Since 2014, residents who qualify for the Low Income Recreation program have gotten a $300 credit to use at recreational facilities run by the city. However, only half of the credits given out have been used over the past three years, which creates problems for the program’s budget and that of the Eastlink Centre.
Moving forward, the new Recreation Access Program will instead give qualifying residents a 75 per cent discount on admission passes and memberships. Eastlink Centre General Manager Jim Weller hopes the change will mean the program is better used.
“We felt that there needed to be some sort of commitment because people don’t necessarily look at free as being something that they value. We felt that we needed to put a value to it, and if there’s a value to it people appreciate it more and will use it more.”
Weller says other municipalities have seen success using a similar cost-sharing program. It’s expected the switch won’t exceed the 2018 budget of $158,100.
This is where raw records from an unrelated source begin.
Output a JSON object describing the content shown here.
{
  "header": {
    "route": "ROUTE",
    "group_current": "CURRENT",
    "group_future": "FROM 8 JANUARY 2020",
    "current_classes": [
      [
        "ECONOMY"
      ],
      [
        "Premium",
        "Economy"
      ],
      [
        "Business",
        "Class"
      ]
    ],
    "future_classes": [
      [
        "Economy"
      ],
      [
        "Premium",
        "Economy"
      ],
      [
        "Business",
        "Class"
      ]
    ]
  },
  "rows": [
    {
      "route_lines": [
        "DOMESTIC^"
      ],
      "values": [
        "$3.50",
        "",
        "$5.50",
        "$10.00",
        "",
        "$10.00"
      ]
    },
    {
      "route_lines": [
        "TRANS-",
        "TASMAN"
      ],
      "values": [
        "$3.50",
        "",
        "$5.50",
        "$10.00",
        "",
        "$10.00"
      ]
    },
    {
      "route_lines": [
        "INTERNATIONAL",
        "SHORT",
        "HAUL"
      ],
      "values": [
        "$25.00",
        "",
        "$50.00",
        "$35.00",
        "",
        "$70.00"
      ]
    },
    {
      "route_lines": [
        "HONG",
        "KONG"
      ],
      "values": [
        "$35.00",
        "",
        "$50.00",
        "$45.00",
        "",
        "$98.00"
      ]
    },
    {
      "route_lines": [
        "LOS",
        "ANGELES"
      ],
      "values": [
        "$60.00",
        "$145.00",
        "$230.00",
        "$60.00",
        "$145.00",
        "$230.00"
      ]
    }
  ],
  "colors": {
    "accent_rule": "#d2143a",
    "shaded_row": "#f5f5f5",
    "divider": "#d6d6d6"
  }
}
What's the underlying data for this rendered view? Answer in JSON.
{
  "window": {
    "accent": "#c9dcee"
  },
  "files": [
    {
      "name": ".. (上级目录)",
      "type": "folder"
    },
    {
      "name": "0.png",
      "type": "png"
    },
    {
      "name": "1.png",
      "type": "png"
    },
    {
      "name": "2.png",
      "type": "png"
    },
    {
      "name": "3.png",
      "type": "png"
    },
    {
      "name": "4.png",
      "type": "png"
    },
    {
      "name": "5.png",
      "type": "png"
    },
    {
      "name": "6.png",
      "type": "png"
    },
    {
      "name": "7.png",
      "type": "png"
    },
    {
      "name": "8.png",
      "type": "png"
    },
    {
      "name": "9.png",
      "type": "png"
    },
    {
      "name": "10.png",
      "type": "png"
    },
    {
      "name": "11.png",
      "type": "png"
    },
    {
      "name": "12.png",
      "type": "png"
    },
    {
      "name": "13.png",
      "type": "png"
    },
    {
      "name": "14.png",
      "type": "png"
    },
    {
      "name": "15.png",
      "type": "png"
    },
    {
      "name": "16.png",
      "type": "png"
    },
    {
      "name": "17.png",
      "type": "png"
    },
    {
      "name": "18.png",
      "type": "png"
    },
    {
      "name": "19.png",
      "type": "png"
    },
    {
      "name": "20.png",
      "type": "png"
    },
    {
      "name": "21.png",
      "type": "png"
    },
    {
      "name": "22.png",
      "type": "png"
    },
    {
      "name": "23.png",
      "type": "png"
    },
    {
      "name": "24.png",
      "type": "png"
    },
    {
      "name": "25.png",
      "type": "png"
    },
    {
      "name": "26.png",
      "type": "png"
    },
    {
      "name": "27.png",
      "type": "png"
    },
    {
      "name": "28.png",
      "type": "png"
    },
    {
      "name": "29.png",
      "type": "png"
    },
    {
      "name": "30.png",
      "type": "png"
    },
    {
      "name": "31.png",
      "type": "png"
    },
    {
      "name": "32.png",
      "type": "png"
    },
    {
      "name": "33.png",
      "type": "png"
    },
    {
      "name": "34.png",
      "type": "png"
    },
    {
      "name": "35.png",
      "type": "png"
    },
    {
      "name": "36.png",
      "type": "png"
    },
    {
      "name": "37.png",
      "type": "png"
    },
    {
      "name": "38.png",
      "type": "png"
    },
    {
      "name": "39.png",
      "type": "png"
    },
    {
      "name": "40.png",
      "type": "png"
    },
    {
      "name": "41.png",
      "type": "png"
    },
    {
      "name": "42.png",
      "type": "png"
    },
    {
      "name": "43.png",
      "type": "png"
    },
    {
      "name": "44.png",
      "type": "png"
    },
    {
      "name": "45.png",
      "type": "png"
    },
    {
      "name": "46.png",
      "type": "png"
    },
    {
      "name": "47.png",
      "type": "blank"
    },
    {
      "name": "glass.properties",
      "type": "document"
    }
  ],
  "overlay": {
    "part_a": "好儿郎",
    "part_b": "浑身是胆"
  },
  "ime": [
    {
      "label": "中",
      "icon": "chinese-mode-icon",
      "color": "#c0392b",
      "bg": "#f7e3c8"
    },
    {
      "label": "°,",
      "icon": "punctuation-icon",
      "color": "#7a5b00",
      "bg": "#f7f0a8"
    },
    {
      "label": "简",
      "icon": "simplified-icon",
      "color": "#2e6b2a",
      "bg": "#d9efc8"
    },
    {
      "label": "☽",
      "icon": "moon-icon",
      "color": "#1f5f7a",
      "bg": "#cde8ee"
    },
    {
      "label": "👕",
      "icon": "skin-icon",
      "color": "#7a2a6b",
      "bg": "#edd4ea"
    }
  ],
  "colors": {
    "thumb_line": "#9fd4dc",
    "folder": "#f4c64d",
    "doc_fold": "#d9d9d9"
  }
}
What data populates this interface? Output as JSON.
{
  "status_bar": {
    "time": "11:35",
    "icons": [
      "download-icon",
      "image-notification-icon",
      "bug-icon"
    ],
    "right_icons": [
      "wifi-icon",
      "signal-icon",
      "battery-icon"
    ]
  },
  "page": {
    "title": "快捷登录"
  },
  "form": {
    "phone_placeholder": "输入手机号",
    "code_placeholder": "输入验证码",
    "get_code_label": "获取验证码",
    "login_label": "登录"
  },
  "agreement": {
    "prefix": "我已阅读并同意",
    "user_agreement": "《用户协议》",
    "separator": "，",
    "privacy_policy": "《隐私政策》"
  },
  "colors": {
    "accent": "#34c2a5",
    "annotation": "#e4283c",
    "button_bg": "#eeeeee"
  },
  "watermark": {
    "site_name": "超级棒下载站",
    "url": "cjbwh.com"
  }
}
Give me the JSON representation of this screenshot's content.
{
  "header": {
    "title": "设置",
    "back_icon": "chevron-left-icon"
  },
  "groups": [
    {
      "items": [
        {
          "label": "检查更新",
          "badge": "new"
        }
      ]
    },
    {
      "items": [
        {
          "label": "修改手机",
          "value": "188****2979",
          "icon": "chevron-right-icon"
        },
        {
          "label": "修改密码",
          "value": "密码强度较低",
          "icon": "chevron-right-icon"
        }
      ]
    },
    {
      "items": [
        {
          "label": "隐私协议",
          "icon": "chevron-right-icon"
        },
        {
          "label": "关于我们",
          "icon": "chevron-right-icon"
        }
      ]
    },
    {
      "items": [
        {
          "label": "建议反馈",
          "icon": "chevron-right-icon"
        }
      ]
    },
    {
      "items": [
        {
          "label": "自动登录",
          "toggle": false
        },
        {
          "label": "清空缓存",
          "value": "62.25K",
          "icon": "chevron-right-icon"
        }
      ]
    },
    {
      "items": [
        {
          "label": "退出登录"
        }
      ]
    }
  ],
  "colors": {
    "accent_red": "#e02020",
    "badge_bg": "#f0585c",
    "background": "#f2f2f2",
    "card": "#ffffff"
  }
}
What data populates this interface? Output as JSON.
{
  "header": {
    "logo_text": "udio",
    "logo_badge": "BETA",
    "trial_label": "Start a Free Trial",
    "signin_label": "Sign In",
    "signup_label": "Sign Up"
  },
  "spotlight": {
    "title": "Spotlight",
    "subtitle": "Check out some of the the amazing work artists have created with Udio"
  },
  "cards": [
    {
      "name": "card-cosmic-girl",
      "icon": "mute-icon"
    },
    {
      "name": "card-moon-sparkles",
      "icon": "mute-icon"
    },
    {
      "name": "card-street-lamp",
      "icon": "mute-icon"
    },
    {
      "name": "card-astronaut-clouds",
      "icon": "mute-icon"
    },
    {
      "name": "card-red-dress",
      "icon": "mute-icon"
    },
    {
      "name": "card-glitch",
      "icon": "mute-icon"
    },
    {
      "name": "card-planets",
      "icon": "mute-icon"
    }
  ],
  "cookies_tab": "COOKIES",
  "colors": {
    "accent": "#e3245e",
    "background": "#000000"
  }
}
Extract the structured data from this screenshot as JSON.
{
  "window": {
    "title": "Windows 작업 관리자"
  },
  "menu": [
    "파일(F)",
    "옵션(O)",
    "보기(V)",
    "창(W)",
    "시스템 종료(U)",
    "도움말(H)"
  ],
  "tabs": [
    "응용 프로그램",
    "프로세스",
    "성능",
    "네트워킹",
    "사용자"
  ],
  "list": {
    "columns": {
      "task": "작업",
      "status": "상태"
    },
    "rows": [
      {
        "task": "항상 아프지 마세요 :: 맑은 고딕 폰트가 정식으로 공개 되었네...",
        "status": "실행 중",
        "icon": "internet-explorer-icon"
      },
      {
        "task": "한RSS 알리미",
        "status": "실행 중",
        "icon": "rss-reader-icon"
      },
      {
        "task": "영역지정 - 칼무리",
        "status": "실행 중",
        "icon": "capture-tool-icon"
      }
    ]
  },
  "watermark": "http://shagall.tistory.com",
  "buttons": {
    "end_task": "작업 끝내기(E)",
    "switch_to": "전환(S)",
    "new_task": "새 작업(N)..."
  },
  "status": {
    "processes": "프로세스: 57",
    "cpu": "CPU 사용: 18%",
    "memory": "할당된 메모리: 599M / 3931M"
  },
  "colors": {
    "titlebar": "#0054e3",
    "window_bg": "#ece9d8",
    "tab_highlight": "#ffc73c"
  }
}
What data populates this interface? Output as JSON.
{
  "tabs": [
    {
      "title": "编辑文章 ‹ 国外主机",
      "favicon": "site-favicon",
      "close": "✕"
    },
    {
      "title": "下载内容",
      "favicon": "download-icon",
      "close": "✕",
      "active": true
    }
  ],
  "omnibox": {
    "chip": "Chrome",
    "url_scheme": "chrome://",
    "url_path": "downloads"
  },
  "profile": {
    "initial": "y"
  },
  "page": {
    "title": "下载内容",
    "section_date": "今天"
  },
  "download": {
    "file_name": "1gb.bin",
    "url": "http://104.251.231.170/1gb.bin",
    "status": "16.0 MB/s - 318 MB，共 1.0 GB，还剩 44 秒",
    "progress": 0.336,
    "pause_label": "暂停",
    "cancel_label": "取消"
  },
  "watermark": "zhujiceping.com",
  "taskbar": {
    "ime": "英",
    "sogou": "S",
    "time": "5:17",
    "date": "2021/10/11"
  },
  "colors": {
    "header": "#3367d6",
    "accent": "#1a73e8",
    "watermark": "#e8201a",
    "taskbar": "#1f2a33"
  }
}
In another effort to make the system more accessible for those who need it, the program will now be run out of the Eastlink Centre. Previously, residents had to apply at the Community Social Development building downtown, then be processed again at the Eastlink Centre.
“We felt that we needed to have that in the same location because, just from a service perspective, having to go to two different locations when you’re having troubles already from an income perspective,” explains Weller. “We felt that it was more service-oriented to have that at Eastlink.”
To be eligible for the program, residents have to prove they live within city limits and that their annual household income meets Low Income Cut Off thresholds. They will still need to have an in-person meeting, during which they can choose which services they want to sign up for and how they plan to pay for their 25 per cent share.
“We hope it will be a simple process and a one-stop shop,” says Weller.
In the city’s report on the change, it’s noted that when the Low Income Transit Access program switched from free transit far to a subsidized pass only 28 per cent of participants continued to use it. That led staff to believe many people got them but weren’t using them or didn’t need them.